Vice Mayor Paul Sandhu, owner of the Best Western hotel in Galt, recused himself from the discussion.

According to City Manager Lorenzo Hines Jr., two of the hotels have chosen to defer payments amounting to about $280,000 to $300,000, while the third has continued to pay.

Should Council approve the repeal, staff recommended setting the effective date for July 1, the start of the third quarter. This would give hotels through December, the end of the fourth quarter, to pay the deferred taxes.

An additional staff recommendation was to consider the tax deferral and the local emergency separately so that Sandhu could participate in discussion on the latter.

Hines said that, based on occupancy numbers, staff had not noted any “hardship” at the hotels.

Lozano asked whether staff had contacted the hotel owners about their ability to pay. Economic Development Manager Amie Mendes said they had not been contacted, but “they are aware that the deferral has the potential of going away.”

Mendes added that one of them had “shared some concern” over the payment timing. She said she could talk with interim City Attorney Frank Splendorio about possible “flexibility.”

Lozano suggested informing the owners of the deliberations and inviting them to speak at a Council meeting.

Mayor Shawn Farmer said the hotels may have been using the money from deferred payments to cover pandemic impacts, so “even though occupancy’s good right now and they’re back on their feet, (it) doesn’t mean that they necessarily have all that money.”

The matter was set to come before Council again on June 7 for more discussion.

Staff held a study session on the draft 2022-24 budget, announcing that the budget book is now available online.
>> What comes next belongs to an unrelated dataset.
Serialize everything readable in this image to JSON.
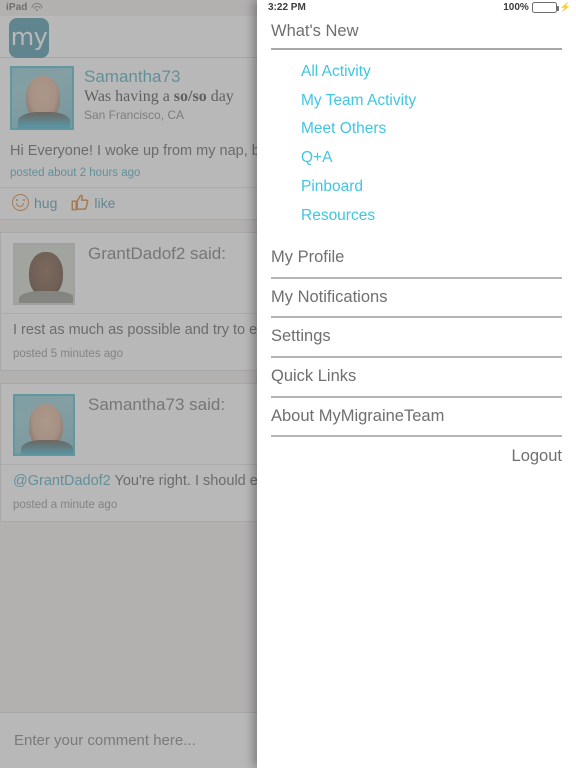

It can be accessed at bit.ly/GaltBudget (case sensitive).

“It’s a much more advanced process than our previous manually filed book,” Finance Director Matthew Boring said, “and we’re excited because we’ll be able to update it with future budget cycles instead of having one book we create every two years and then it sits there on a shelf.”

For fiscal year 2022-23, the city projects about $62.5 million in revenue and $54.5 million in expenses. For fiscal year 2023-24, it projects roughly $60.9 million in revenue and $57 million in expenditures.

Representatives of the firm that provides the city with long-term sales and property tax projections gave presentations on their methodology.

Wayne Padilla, a principal with HdL Companies, emphasized his and his colleagues’ previous experience as city finance directors.

Addressing sales tax, Padilla said that the biggest sources of Galt’s sales tax income are general consumer goods, gas stations, and county and state tax pools — each 18% of revenue. Business and industry make up 16%, and restaurants and hotels account for 12%.

Padilla noted that, unlike the Great Recession, which seriously reduced the city’s sales tax income, the pandemic has resulted in increases.

Nichole Cone, vice president of HdL affiliate HdL Coren & Cone, spoke about property tax. She said it can take as long as two years for a taxable change in a property to filter through the assessment process and affect the city’s property tax income.

Proposition 13 has made property tax more predictable, Cone said, by limiting it to 1% of a property’s value, and mandating that a property’s assessed value can grow by 2% or measured inflation, whichever is lower, each year. The exceptions to the inflation increases are new improvements and transfers of ownership.